*** Begin section ***

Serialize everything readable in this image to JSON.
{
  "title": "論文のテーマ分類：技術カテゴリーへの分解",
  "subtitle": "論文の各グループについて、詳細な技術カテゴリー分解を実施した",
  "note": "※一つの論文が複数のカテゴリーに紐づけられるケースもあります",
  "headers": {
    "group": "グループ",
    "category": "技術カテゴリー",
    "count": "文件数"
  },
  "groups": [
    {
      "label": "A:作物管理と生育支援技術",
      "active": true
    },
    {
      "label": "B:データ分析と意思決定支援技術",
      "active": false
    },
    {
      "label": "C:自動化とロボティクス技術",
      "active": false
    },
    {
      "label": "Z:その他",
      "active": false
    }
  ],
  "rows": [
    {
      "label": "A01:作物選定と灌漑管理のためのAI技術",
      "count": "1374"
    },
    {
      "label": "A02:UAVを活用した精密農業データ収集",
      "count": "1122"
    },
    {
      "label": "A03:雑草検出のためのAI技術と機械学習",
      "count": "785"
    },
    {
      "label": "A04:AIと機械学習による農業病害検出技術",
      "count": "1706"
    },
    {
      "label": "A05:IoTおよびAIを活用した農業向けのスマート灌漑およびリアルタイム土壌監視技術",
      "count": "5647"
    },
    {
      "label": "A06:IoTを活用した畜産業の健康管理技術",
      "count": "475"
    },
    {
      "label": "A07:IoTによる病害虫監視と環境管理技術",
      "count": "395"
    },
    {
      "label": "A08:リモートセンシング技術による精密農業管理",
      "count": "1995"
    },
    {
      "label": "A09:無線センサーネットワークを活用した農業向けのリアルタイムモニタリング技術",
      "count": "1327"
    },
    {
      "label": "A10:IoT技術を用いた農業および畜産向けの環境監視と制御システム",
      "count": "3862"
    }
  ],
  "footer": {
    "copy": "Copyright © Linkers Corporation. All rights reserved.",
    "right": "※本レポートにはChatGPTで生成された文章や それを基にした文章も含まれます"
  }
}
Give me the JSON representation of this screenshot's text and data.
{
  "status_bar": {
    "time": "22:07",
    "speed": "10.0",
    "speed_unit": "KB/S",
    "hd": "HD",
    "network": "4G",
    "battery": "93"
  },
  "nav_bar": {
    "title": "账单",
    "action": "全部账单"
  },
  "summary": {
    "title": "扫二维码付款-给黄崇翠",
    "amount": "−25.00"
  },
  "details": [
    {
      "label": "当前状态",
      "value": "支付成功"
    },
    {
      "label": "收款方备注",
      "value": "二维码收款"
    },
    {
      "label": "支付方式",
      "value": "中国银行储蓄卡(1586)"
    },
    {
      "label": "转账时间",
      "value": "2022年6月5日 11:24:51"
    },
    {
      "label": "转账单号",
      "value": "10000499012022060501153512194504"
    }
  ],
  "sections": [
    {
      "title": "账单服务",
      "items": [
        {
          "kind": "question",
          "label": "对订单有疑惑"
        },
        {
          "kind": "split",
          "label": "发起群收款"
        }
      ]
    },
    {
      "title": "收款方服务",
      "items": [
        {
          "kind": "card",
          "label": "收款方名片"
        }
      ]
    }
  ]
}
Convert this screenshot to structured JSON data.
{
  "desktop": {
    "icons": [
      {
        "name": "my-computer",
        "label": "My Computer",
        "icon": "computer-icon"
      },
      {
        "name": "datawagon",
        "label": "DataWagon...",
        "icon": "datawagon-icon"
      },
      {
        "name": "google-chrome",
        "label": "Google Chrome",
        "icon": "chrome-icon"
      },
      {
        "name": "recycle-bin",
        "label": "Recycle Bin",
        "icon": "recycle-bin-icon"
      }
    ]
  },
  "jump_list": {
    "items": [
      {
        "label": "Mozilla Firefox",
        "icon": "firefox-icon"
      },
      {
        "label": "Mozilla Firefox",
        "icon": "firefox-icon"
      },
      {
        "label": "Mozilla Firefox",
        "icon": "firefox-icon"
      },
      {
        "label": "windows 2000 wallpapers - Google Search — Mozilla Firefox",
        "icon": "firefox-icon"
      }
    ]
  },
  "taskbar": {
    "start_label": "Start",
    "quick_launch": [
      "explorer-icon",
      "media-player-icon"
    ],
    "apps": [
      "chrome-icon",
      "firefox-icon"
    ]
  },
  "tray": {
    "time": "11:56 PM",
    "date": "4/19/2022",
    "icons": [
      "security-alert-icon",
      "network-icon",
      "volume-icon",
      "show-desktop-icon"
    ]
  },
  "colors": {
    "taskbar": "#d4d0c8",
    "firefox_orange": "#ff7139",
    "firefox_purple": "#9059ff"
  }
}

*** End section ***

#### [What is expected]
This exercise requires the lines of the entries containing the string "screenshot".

#### [Output of the task]
Give me the JSON representation of this screenshot's text and data.
Convert this screenshot to structured JSON data.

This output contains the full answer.